The antiquity of this speciality is unknown, although it was probably well-established before the beginning of the nineteenth century when Vittorio di Sant’Albino described it in his Piedmontese-Italian dictionary. The original motivation was the avoidance of waste: pieces of stale, hard and/or mouldy cheese were mixed with homemade grappa (the distillate of the pomace remaining from winemaking) plus, perhaps, butter and spices, and left to ferment in an earthenware container until the mixture acquired a creamy texture. At this point it was covered and could be treated as a preserve.
Brös has acquired a certain cachet in recent years, and may often be found in the restaurants of the Langhe.

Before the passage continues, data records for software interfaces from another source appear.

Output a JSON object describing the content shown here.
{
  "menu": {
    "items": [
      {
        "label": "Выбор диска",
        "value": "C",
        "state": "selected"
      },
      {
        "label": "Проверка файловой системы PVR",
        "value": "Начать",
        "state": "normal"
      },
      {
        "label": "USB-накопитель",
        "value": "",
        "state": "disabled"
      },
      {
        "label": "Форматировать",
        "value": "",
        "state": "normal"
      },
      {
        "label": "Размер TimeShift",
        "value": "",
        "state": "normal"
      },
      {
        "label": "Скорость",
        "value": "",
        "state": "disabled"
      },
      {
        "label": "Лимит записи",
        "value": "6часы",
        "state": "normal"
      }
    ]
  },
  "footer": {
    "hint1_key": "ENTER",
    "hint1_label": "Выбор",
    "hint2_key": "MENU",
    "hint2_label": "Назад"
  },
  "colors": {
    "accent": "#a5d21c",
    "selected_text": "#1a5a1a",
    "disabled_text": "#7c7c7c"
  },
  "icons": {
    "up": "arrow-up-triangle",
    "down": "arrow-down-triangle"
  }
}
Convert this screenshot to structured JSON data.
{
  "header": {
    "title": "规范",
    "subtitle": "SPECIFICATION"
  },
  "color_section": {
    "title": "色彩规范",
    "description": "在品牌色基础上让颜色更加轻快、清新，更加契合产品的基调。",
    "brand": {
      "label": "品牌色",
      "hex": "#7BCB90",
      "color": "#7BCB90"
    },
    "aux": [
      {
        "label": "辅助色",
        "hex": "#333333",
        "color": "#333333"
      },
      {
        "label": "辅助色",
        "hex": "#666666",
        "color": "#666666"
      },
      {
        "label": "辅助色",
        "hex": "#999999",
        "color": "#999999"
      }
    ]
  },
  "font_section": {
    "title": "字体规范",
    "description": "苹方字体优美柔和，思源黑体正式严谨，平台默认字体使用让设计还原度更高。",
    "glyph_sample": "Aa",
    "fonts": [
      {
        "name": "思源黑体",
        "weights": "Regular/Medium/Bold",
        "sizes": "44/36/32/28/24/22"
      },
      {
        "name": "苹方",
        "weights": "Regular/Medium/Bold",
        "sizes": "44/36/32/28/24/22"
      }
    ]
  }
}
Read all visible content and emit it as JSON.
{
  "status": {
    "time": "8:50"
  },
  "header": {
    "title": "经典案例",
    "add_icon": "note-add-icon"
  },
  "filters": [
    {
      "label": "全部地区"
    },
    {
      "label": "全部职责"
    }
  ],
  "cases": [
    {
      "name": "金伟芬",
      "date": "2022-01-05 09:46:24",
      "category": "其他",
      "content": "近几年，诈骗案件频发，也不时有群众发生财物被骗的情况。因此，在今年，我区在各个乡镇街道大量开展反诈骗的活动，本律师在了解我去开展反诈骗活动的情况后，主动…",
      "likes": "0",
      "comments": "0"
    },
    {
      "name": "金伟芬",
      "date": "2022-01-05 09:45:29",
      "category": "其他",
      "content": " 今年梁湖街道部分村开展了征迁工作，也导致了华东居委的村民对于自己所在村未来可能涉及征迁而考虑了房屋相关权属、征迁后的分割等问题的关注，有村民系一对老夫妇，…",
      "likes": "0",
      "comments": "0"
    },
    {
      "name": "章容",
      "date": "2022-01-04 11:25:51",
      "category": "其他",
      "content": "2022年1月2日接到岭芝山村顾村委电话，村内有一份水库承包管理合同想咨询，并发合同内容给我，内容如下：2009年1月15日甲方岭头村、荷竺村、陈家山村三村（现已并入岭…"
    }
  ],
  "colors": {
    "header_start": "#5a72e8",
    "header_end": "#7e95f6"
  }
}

However the robust tradional formulation has been largely replaced by one based on fresh cheeses such as Robiola and white wine.
Brus da ricotta is a version without wine or grappa which is made in various parts of Piedmont by fermenting sheep’s milk ricotta cheese for a month or more, and aromatizing with chilli or black pepper. It has been recognized as a “traditional Piedmontese product” by the regional government.